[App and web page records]
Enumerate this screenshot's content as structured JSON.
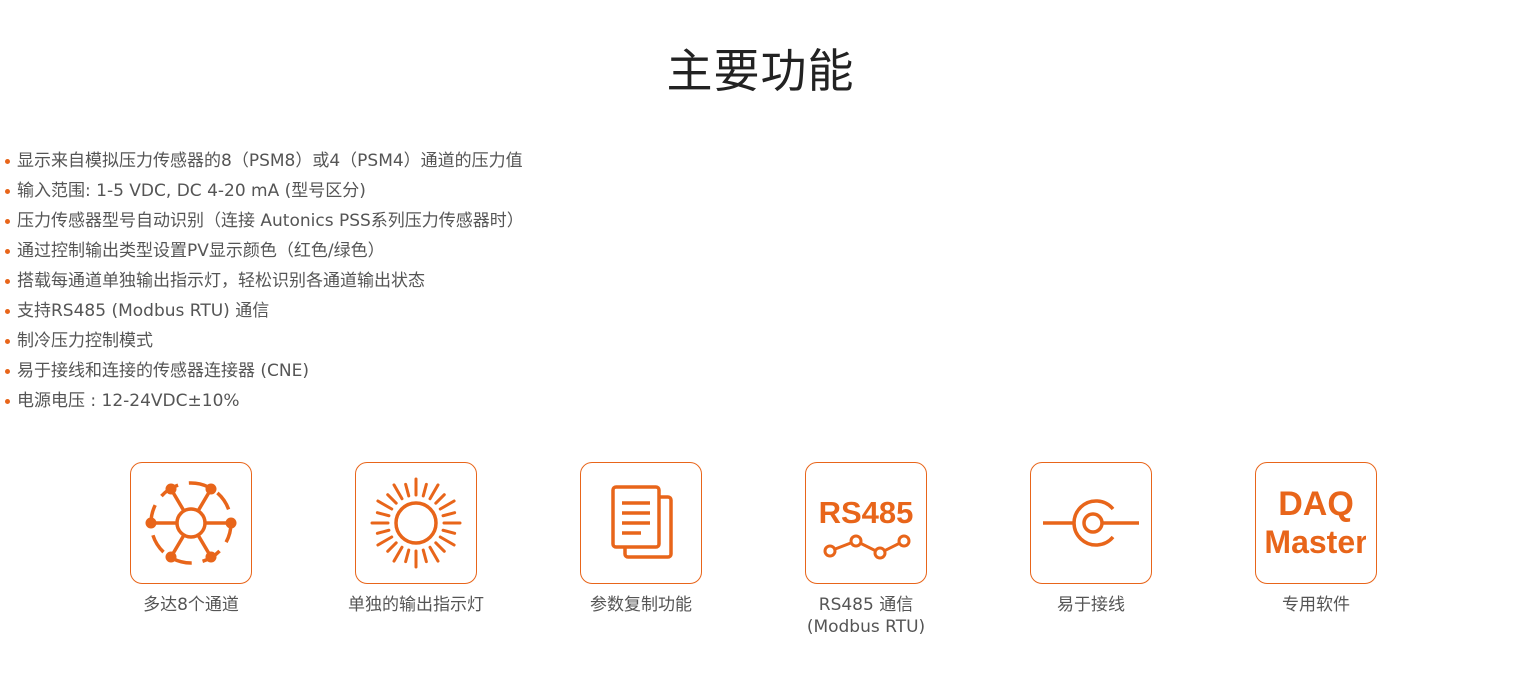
{
  "page": {
    "title": "主要功能"
  },
  "colors": {
    "accent": "#e8651a",
    "text": "#555555",
    "title": "#222222"
  },
  "features": [
    "显示来自模拟压力传感器的8（PSM8）或4（PSM4）通道的压力值",
    "输入范围: 1-5 VDC, DC 4-20 mA (型号区分)",
    "压力传感器型号自动识别（连接 Autonics PSS系列压力传感器时）",
    "通过控制输出类型设置PV显示颜色（红色/绿色）",
    "搭载每通道单独输出指示灯，轻松识别各通道输出状态",
    "支持RS485 (Modbus RTU) 通信",
    "制冷压力控制模式",
    "易于接线和连接的传感器连接器 (CNE)",
    "电源电压 : 12-24VDC±10%"
  ],
  "icons": [
    {
      "icon": "channels-network-icon",
      "label": "多达8个通道",
      "label2": ""
    },
    {
      "icon": "sun-indicator-icon",
      "label": "单独的输出指示灯",
      "label2": ""
    },
    {
      "icon": "copy-documents-icon",
      "label": "参数复制功能",
      "label2": ""
    },
    {
      "icon": "rs485-icon",
      "label": "RS485 通信",
      "label2": "(Modbus RTU)",
      "glyph_text": "RS485"
    },
    {
      "icon": "connector-wiring-icon",
      "label": "易于接线",
      "label2": ""
    },
    {
      "icon": "daq-master-icon",
      "label": "专用软件",
      "label2": "",
      "glyph_line1": "DAQ",
      "glyph_line2": "Master"
    }
  ]
}
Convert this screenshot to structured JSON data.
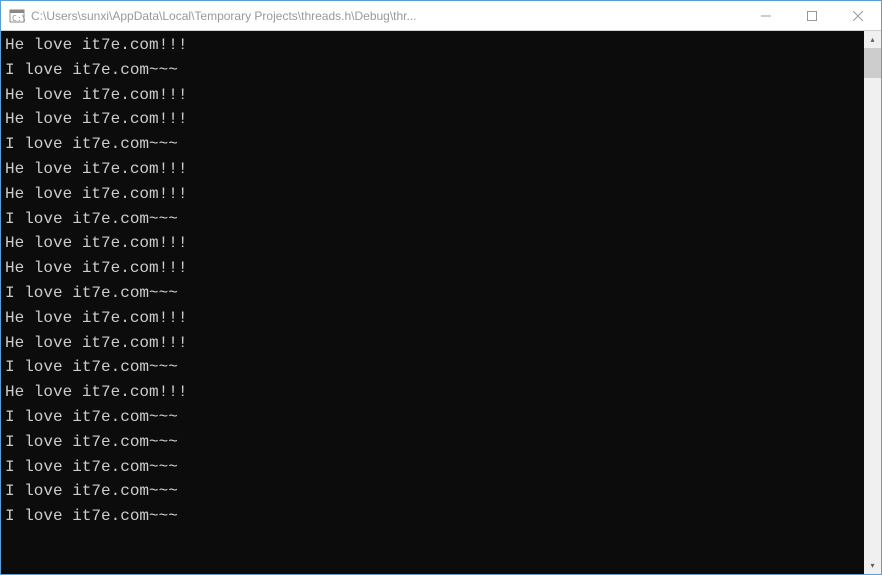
{
  "window": {
    "title": "C:\\Users\\sunxi\\AppData\\Local\\Temporary Projects\\threads.h\\Debug\\thr..."
  },
  "console": {
    "lines": [
      "He love it7e.com!!!",
      "I love it7e.com~~~",
      "He love it7e.com!!!",
      "He love it7e.com!!!",
      "I love it7e.com~~~",
      "He love it7e.com!!!",
      "He love it7e.com!!!",
      "I love it7e.com~~~",
      "He love it7e.com!!!",
      "He love it7e.com!!!",
      "I love it7e.com~~~",
      "He love it7e.com!!!",
      "He love it7e.com!!!",
      "I love it7e.com~~~",
      "He love it7e.com!!!",
      "I love it7e.com~~~",
      "I love it7e.com~~~",
      "I love it7e.com~~~",
      "I love it7e.com~~~",
      "I love it7e.com~~~"
    ]
  },
  "icons": {
    "minimize": "—",
    "maximize": "☐",
    "close": "✕",
    "arrow_up": "▴",
    "arrow_down": "▾"
  },
  "colors": {
    "console_bg": "#0c0c0c",
    "console_fg": "#cccccc",
    "titlebar_fg": "#999999",
    "border": "#5a9fd4"
  }
}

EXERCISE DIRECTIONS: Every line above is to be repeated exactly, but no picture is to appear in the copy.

SOLVED PROBLEM:
Enumerate this screenshot's content as structured JSON.
{
  "page": {
    "title": "主要功能"
  },
  "colors": {
    "accent": "#e8651a",
    "text": "#555555",
    "title": "#222222"
  },
  "features": [
    "显示来自模拟压力传感器的8（PSM8）或4（PSM4）通道的压力值",
    "输入范围: 1-5 VDC, DC 4-20 mA (型号区分)",
    "压力传感器型号自动识别（连接 Autonics PSS系列压力传感器时）",
    "通过控制输出类型设置PV显示颜色（红色/绿色）",
    "搭载每通道单独输出指示灯，轻松识别各通道输出状态",
    "支持RS485 (Modbus RTU) 通信",
    "制冷压力控制模式",
    "易于接线和连接的传感器连接器 (CNE)",
    "电源电压 : 12-24VDC±10%"
  ],
  "icons": [
    {
      "icon": "channels-network-icon",
      "label": "多达8个通道",
      "label2": ""
    },
    {
      "icon": "sun-indicator-icon",
      "label": "单独的输出指示灯",
      "label2": ""
    },
    {
      "icon": "copy-documents-icon",
      "label": "参数复制功能",
      "label2": ""
    },
    {
      "icon": "rs485-icon",
      "label": "RS485 通信",
      "label2": "(Modbus RTU)",
      "glyph_text": "RS485"
    },
    {
      "icon": "connector-wiring-icon",
      "label": "易于接线",
      "label2": ""
    },
    {
      "icon": "daq-master-icon",
      "label": "专用软件",
      "label2": "",
      "glyph_line1": "DAQ",
      "glyph_line2": "Master"
    }
  ]
}
Convert this screenshot to structured JSON data.
{
  "window": {
    "title": "C:\\Users\\sunxi\\AppData\\Local\\Temporary Projects\\threads.h\\Debug\\thr..."
  },
  "console": {
    "lines": [
      "He love it7e.com!!!",
      "I love it7e.com~~~",
      "He love it7e.com!!!",
      "He love it7e.com!!!",
      "I love it7e.com~~~",
      "He love it7e.com!!!",
      "He love it7e.com!!!",
      "I love it7e.com~~~",
      "He love it7e.com!!!",
      "He love it7e.com!!!",
      "I love it7e.com~~~",
      "He love it7e.com!!!",
      "He love it7e.com!!!",
      "I love it7e.com~~~",
      "He love it7e.com!!!",
      "I love it7e.com~~~",
      "I love it7e.com~~~",
      "I love it7e.com~~~",
      "I love it7e.com~~~",
      "I love it7e.com~~~"
    ]
  },
  "icons": {
    "minimize": "—",
    "maximize": "☐",
    "close": "✕",
    "arrow_up": "▴",
    "arrow_down": "▾"
  },
  "colors": {
    "console_bg": "#0c0c0c",
    "console_fg": "#cccccc",
    "titlebar_fg": "#999999",
    "border": "#5a9fd4"
  }
}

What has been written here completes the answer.